▸ **Work to be completed**
After reading the data below, copy out every line that contains the word "TanStack".

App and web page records
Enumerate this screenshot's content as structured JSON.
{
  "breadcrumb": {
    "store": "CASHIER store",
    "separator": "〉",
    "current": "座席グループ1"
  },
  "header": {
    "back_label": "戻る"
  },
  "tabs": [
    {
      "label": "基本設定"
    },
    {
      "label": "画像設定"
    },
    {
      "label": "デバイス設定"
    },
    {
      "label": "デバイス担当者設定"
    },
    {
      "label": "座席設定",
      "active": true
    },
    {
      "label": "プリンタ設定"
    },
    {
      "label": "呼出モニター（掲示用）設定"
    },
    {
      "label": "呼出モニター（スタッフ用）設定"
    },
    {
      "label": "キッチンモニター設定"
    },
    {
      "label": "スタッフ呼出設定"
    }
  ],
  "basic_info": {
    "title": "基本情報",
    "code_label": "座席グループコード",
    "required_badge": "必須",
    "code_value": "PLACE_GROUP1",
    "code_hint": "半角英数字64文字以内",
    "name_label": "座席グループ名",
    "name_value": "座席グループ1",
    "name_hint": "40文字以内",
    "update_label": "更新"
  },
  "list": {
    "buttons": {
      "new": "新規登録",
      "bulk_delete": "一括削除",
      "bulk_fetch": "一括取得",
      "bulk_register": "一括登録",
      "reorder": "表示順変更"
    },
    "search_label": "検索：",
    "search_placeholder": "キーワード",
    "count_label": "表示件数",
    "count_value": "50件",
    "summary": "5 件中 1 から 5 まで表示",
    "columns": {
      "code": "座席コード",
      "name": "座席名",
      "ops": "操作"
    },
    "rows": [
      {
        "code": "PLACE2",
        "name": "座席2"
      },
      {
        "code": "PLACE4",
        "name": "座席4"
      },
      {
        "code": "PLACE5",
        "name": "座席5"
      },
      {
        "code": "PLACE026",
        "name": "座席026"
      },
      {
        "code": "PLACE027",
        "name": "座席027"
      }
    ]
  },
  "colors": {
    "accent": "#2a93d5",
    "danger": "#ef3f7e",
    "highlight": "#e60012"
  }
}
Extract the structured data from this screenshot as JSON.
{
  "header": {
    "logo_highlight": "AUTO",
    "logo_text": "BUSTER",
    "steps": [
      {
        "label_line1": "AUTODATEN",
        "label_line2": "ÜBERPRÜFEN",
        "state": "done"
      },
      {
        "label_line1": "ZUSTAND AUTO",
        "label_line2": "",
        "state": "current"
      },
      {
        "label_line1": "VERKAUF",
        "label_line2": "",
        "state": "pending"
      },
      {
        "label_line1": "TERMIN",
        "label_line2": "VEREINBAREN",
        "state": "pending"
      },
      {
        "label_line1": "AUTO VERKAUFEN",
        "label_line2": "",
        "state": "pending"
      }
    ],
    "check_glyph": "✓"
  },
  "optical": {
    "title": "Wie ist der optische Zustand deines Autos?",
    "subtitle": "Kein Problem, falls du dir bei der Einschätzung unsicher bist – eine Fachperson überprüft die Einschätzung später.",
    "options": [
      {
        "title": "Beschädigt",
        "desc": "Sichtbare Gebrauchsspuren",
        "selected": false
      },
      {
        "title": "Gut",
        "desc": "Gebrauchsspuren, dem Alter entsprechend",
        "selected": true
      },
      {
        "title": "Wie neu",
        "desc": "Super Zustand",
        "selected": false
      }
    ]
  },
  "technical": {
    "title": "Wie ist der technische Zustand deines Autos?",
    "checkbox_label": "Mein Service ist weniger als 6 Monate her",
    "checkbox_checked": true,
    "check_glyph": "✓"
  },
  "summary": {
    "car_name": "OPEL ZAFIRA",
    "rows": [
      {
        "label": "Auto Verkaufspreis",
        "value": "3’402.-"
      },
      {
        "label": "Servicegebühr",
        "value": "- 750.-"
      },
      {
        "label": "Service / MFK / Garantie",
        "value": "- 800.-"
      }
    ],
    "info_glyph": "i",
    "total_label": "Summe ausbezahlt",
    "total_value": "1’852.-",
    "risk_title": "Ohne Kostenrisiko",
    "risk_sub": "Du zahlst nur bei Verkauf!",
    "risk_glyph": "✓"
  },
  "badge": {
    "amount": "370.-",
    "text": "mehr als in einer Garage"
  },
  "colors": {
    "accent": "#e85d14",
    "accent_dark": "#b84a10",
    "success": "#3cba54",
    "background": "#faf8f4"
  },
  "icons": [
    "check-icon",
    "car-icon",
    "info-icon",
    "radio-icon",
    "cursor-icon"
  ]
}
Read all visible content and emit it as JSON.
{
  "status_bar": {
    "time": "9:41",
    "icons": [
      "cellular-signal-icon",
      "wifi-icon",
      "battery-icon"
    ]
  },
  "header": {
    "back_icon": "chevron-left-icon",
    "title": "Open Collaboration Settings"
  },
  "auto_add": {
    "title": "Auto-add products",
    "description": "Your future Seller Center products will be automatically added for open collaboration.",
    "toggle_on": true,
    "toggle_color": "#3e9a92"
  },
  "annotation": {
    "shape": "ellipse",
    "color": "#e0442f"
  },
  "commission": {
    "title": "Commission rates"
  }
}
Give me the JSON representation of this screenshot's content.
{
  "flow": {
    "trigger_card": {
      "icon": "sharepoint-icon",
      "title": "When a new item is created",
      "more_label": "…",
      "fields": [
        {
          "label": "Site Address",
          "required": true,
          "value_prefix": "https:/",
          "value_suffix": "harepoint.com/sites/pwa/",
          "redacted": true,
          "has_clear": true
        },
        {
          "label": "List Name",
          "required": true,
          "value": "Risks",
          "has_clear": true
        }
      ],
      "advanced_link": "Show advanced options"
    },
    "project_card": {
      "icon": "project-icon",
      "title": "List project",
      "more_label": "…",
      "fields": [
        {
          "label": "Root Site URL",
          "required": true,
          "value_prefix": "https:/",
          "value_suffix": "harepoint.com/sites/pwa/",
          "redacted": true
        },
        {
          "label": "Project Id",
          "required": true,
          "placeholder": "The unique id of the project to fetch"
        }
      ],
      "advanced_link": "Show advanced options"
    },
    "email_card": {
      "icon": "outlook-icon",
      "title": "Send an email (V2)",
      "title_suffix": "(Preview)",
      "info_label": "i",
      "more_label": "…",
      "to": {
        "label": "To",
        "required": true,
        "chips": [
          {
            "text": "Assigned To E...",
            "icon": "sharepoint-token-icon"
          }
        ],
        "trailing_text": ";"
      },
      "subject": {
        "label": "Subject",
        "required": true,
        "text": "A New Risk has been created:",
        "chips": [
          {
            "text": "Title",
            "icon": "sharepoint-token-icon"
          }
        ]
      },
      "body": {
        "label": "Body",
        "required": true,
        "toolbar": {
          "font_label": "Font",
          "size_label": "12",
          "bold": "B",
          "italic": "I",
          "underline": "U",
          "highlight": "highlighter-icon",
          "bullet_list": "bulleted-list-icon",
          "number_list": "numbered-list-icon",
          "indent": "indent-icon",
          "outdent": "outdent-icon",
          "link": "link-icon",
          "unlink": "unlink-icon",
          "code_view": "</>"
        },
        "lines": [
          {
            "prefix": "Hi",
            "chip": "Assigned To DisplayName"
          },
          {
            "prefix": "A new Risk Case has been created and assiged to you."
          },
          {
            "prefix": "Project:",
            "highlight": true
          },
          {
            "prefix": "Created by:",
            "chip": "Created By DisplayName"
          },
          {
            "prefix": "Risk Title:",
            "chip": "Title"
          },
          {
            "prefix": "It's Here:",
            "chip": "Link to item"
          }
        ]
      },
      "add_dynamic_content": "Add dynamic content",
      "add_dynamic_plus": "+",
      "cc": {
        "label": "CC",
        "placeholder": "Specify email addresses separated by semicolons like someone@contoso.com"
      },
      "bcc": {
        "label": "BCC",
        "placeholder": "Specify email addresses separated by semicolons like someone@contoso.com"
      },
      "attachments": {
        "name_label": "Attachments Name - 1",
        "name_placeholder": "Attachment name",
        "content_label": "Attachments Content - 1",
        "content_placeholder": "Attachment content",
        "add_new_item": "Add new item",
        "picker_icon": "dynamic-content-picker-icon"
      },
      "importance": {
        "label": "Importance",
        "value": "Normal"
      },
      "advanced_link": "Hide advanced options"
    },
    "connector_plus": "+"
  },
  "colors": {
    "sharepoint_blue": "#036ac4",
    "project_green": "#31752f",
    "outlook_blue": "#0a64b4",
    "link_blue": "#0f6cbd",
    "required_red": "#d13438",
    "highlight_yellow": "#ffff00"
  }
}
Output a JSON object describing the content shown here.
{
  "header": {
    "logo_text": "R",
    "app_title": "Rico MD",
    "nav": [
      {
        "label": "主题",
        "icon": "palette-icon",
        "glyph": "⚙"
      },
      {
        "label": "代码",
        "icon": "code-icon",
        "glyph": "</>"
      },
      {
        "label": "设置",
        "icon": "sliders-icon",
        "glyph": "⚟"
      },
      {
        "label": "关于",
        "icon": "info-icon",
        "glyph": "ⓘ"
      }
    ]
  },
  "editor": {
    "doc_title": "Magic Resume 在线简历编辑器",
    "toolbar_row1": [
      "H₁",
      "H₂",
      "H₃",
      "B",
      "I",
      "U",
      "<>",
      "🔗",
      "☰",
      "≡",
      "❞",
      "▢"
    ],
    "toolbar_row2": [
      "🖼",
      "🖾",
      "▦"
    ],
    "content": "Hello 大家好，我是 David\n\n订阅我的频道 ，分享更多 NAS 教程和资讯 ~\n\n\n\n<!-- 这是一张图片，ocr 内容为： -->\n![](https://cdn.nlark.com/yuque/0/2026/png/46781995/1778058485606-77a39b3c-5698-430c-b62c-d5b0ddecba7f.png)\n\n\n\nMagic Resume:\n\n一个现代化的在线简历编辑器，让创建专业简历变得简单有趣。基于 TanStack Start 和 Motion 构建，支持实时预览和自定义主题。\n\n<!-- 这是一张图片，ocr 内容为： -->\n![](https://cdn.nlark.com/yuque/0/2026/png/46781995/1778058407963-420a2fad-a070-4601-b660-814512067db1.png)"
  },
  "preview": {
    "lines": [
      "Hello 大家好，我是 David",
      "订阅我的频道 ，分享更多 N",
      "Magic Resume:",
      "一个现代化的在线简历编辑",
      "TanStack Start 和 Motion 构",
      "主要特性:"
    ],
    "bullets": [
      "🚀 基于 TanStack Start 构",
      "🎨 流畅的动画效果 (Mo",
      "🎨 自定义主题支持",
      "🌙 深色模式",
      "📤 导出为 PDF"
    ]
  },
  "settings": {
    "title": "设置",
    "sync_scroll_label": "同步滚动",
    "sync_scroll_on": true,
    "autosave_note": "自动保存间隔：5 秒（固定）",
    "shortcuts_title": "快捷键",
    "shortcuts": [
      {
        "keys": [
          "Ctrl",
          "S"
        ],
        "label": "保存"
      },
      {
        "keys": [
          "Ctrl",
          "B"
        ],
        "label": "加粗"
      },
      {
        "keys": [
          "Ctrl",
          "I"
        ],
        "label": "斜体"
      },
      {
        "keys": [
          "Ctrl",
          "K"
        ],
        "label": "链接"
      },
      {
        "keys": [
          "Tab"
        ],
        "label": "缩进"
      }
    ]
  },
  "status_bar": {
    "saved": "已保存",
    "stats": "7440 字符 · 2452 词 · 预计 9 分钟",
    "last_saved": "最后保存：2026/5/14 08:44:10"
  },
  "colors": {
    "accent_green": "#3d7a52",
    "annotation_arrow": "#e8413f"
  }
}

▸ **Task answer**
    "content": "Hello 大家好，我是 David\n\n订阅我的频道 ，分享更多 NAS 教程和资讯 ~\n\n\n\n<!-- 这是一张图片，ocr 内容为： -->\n![](https://cdn.nlark.com/yuque/0/2026/png/46781995/1778058485606-77a39b3c-5698-430c-b62c-d5b0ddecba7f.png)\n\n\n\nMagic Resume:\n\n一个现代化的在线简历编辑器，让创建专业简历变得简单有趣。基于 TanStack Start 和 Motion 构建，支持实时预览和自定义主题。\n\n<!-- 这是一张图片，ocr 内容为： -->\n![](https://cdn.nlark.com/yuque/0/2026/png/46781995/1778058407963-420a2fad-a070-4601-b660-814512067db1.png)"
      "TanStack Start 和 Motion 构",
      "🚀 基于 TanStack Start 构",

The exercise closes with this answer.